Wednesday, October 08, 2008
Book Review: New Artemis Fowl
by Eoin Colfer, Hyperion Books for Children, 2008
(Brooks Library has both the book and the audiobook on CD)
If any fantasy-loving readers of For the Love of Books have read Artemis Fowl: The Lost Colony, they remember very well Eoin Colfer's ill-advised attempts to introduce a love interest for young super-genius Artemis Fowl in the shape of one golden-haired, female super-genius named Minerva. While not as bad as most Obvious Love Interests, Minerva was enough to upset many Artemis fans, who complained that she was too perfect and too much like Artemis to possibly be his One True Love. Fortunately, Colfer proved his respect for his fans and their opinions by excluding all mention of Minerva from Time Paradox. I was relieved when I got to page 101 and there'd been no allusion to the girl whatsoever. Well done, Colfer. Well done.
But there is more than just the purging of a canon Mary Sue to rejoice over in this final chapter of the Fowl saga.
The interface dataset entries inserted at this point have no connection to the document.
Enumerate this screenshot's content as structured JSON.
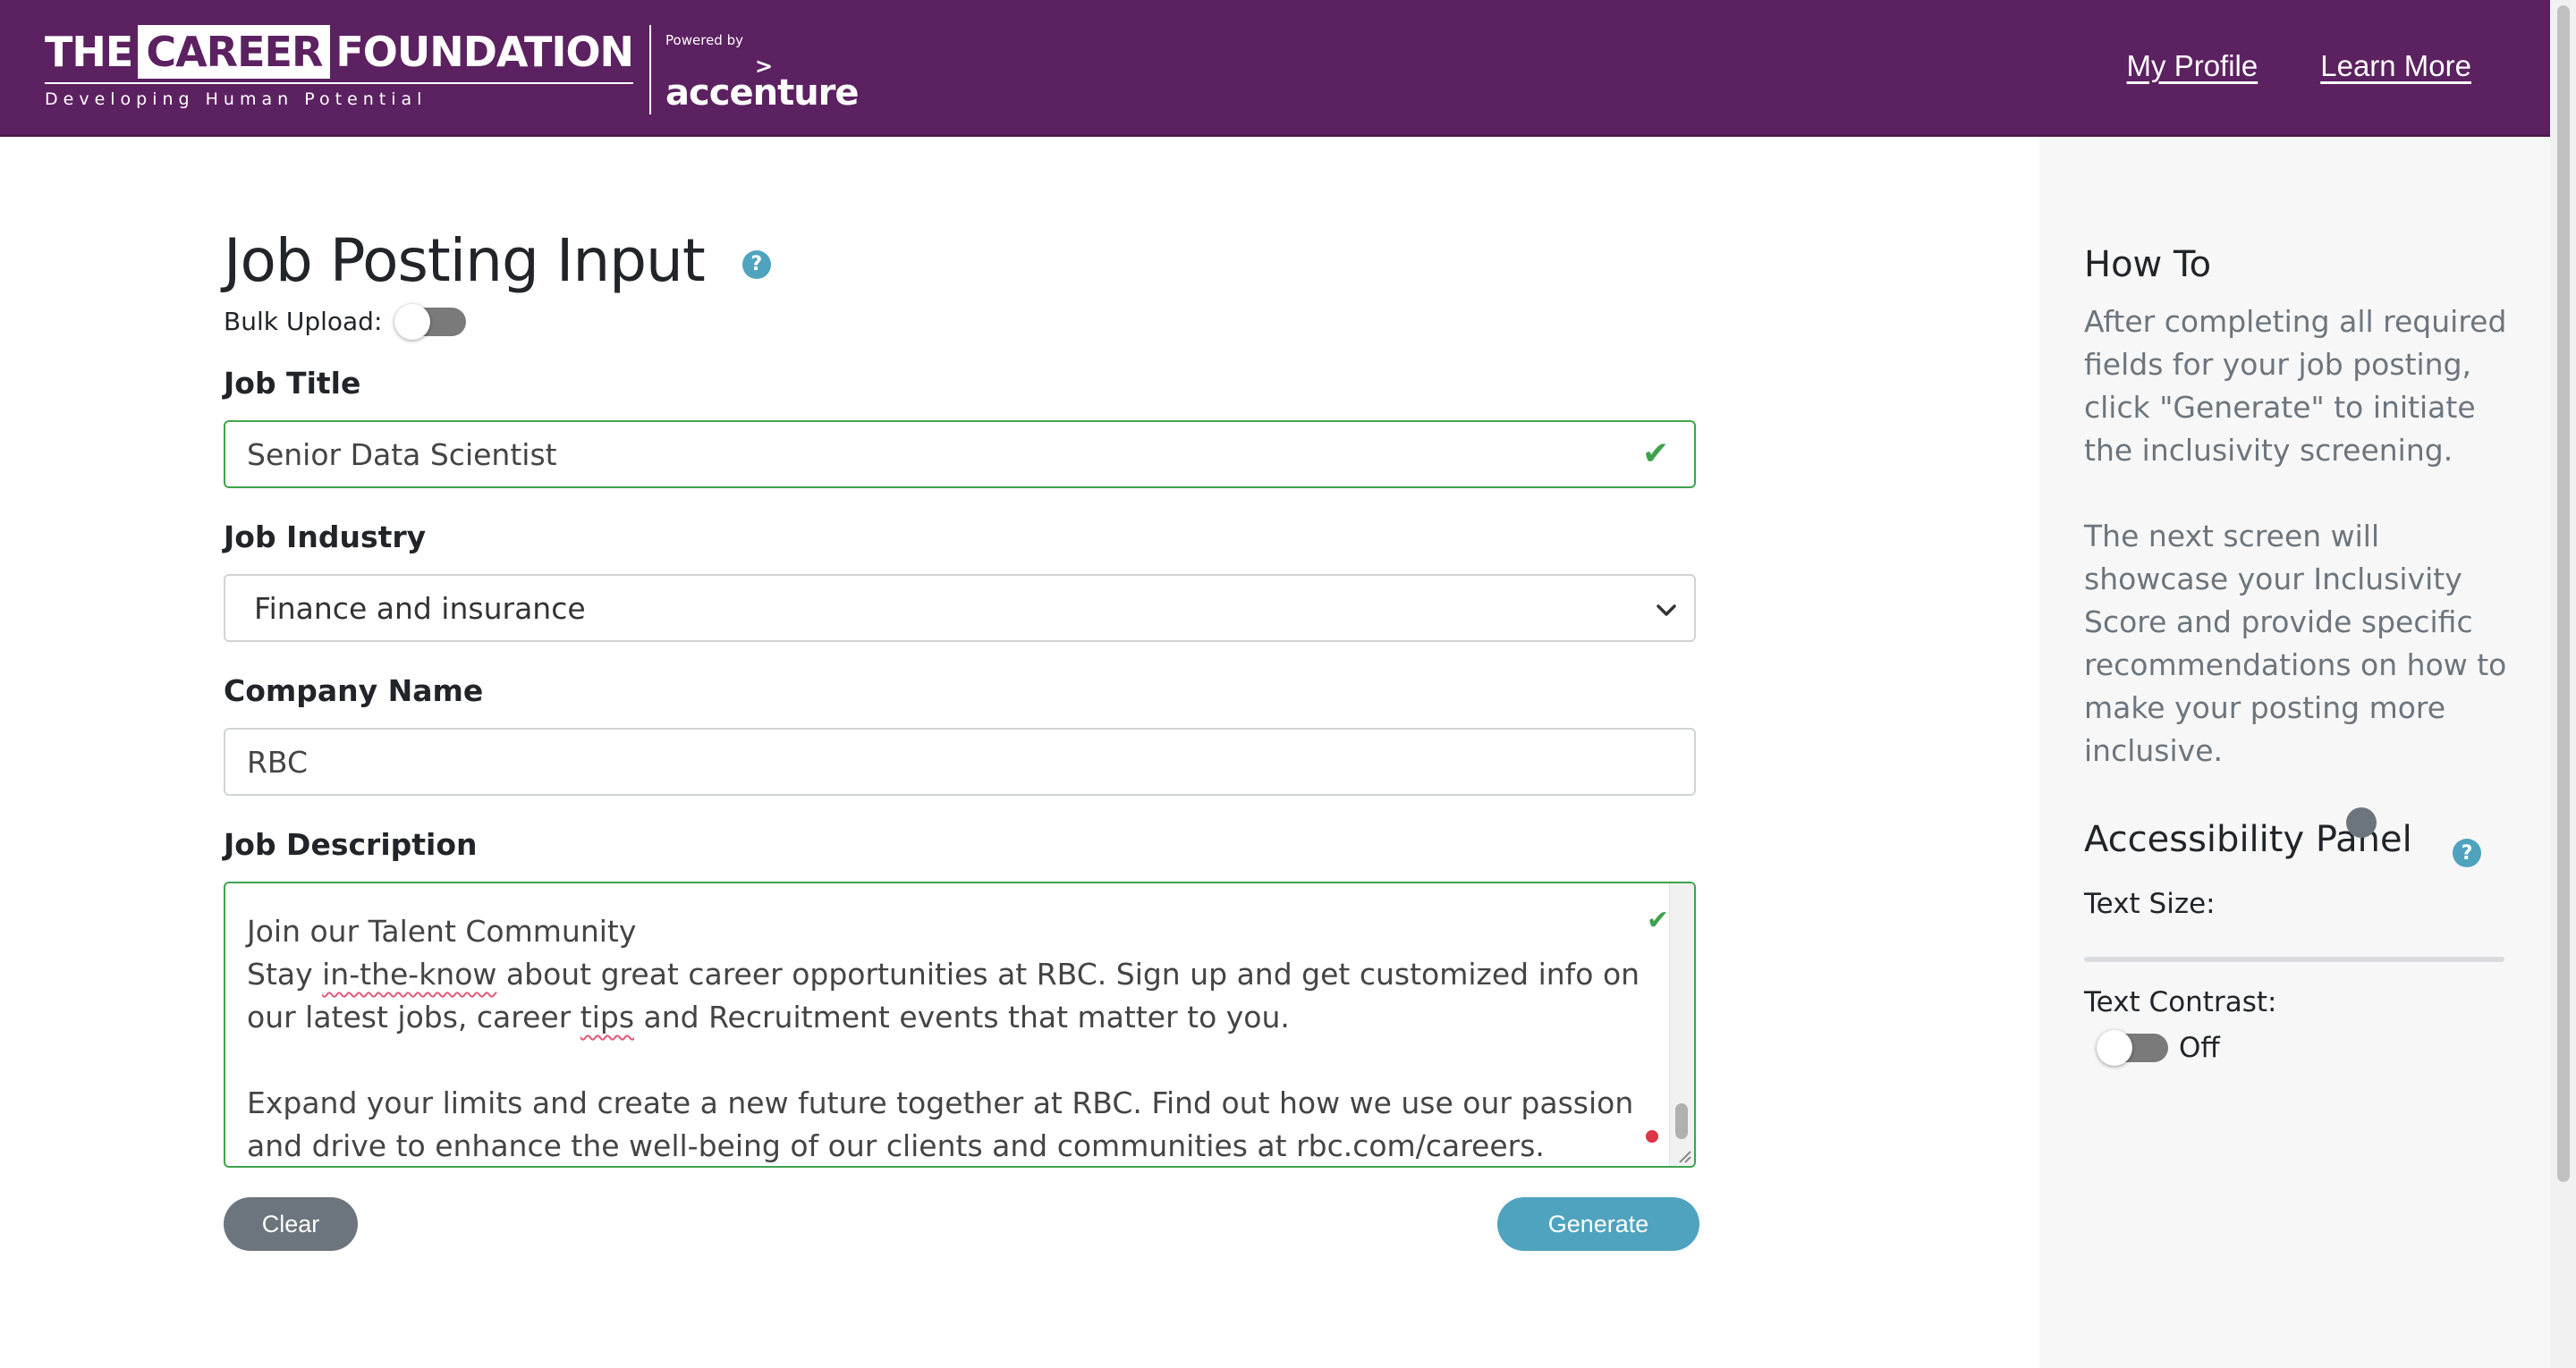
{
  "header": {
    "logo_word_1": "THE",
    "logo_word_2": "CAREER",
    "logo_word_3": "FOUNDATION",
    "logo_tagline": "Developing Human Potential",
    "powered_by": "Powered by",
    "powered_chevron": ">",
    "powered_brand": "accenture",
    "nav": {
      "profile": "My Profile",
      "learn_more": "Learn More"
    }
  },
  "form": {
    "title": "Job Posting Input",
    "help_glyph": "?",
    "bulk_upload_label": "Bulk Upload:",
    "bulk_upload_on": false,
    "job_title_label": "Job Title",
    "job_title_value": "Senior Data Scientist",
    "industry_label": "Job Industry",
    "industry_value": "Finance and insurance",
    "company_label": "Company Name",
    "company_value": "RBC",
    "description_label": "Job Description",
    "description": {
      "line1": "Join our Talent Community",
      "line2_a": "Stay ",
      "line2_spell": "in-the-know",
      "line2_b": " about great career opportunities at RBC. Sign up and get customized info on our latest jobs, career ",
      "line2_spell2": "tips",
      "line2_c": " and Recruitment events that matter to you.",
      "line3": "Expand your limits and create a new future together at RBC. Find out how we use our passion and drive to enhance the well-being of our clients and communities at rbc.com/careers."
    },
    "clear_label": "Clear",
    "generate_label": "Generate",
    "valid_color": "#3fa34d"
  },
  "side": {
    "howto_title": "How To",
    "howto_p1": "After completing all required fields for your job posting, click \"Generate\" to initiate the inclusivity screening.",
    "howto_p2": "The next screen will showcase your Inclusivity Score and provide specific recommendations on how to make your posting more inclusive.",
    "a11y_title": "Accessibility Panel",
    "text_size_label": "Text Size:",
    "text_size_level": 0.66,
    "text_contrast_label": "Text Contrast:",
    "text_contrast_state": "Off"
  },
  "colors": {
    "header_bg": "#5c2160",
    "accent": "#4fa3bf",
    "secondary": "#6c757d"
  }
}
Artemis/Holly fans have their long-awaited moment in the sun as well. But perhaps I should get to the actual summary of the story first:
Artemis is enjoying quality time with his parents and two-year-old twin brothers after having returned from a trip to a demon dimension that caused him to go missing for three Earth years. Having used his newly acquired fairy magic to mesmerize his parents into believing he'd never gone missing, Artemis thinks nothing can interrupt his life with his newly expanded family. However, his mother contracts a mysterious disease that causes massive organ failure, and when no doctor can properly diagnose her, Artemis calls in Holly Short and Foaly to do their best. Foaly diagnoses Mrs. Fowl's illness as Spelltropy, a thought-to-be-extinct strain of fairy disease that can be cured only by using the brain fluid of lemurs. This would be encouraging news…if Artemis hadn't killed the very last lemur at age ten, which his mother had adopted and he later destroyed as a way of lashing out at her neglect in the face of his father's disappearance.
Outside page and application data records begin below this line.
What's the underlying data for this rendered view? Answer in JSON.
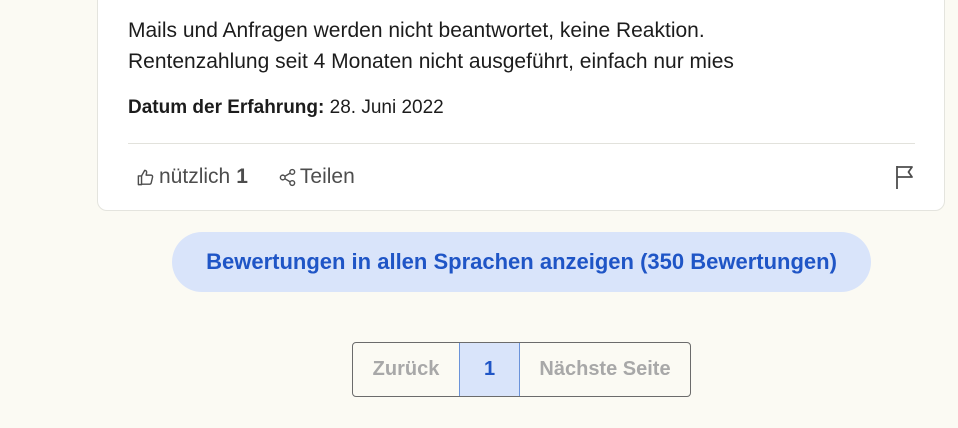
{
  "review": {
    "text_lines": [
      "Mails und Anfragen werden nicht beantwortet, keine Reaktion.",
      "Rentenzahlung seit 4 Monaten nicht ausgeführt, einfach nur mies"
    ],
    "date_label": "Datum der Erfahrung:",
    "date_value": " 28. Juni 2022",
    "useful_label": "nützlich",
    "useful_count": "1",
    "share_label": "Teilen"
  },
  "show_all_languages_button": "Bewertungen in allen Sprachen anzeigen (350 Bewertungen)",
  "pagination": {
    "prev": "Zurück",
    "current": "1",
    "next": "Nächste Seite"
  },
  "colors": {
    "background": "#fbfaf3",
    "accent": "#1f55c6",
    "accent_light": "#d9e4fa"
  },
  "icons": [
    "thumbs-up-icon",
    "share-icon",
    "flag-icon"
  ]
}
Without the lemur's brain fluid, Mrs. Fowl's death is guaranteed in a matter of days. But going back in time to prevent himself from killing the lemur has plenty of risks as well. For one, Artemis must follow his ruthless ten-year-old self to the zoo where the lemur resides and manage to kidnap it without being recognized—or killed. Needless to say, complications arise almost immediately. Artemis winds up battling with Young Artemis, but a pro-extinction villain who wants the lemur for his own purposes and has promised to pay Young Artemis for it. And does anyone remember the psychotic, power-hungry pixie Opal Koboi? As it turns out, she plays an extremely significant part in all this as well.
This is a thrilling, delightful book with exceptionally touching moments here and there. But there also are moments when the plot seems to go "Well, that about wraps up this—WAIT! THERE'S MORE!" It occurred to me that maybe Colfer had more than one ending in mind for his very last Artemis adventure, so he mashed them all together in the last book. Take a lesson from JK Rowling, sir—plan your very last ending out years in advance. And if the fans don't like it, tough! Kids today are too spoiled anyway!
If you have little patience for situations that go from bad to worse to better and worse again, this might not be a satisfying read.
If, on the other hand, you are a fan (however closeted) of interspecies romance or want to see just how far seventeen-year-old Artemis has come by getting to know the ten-year-old criminal he once was, you will probably enjoy this last hurrah.
--Nell Curley is an avid book reader (and writer) and she volunteers at the Library.
Labels: Book Review
Saturday, October 04, 2008
MARATHON HORROR FILM FESTIVAL FOR TEENS
To Jumpstart Teen Read Week, Saturday, October 11, starts at 11 a.m. ends at 4 pm
Teens between 13 and 18 are invited to Brooks Memorial Library Saturday, October 11, beginning at 11 a.m. and continuing until 4 p.m. for three classic horror films to start Teen Read Week, October 12-18.
Join your friends in the library’s meeting room to see Frankenstein, Dracula, and Jekyll/Hyde in the classic 1930’s black and white films that made your parents and grandparents squirm in their theatre seats.
There will be refreshments served. Come for all three or just for one.
And while at the library, Celebrate Books with Bite, October 12-18, and stop by Young Adult section during Teen Read Week to indulge your biting curiosity and check out books and graphic novels on animals, technology, cooking and even vampires! Stop by today and pick up a page turner that you can read or listen to, just for the fun of it!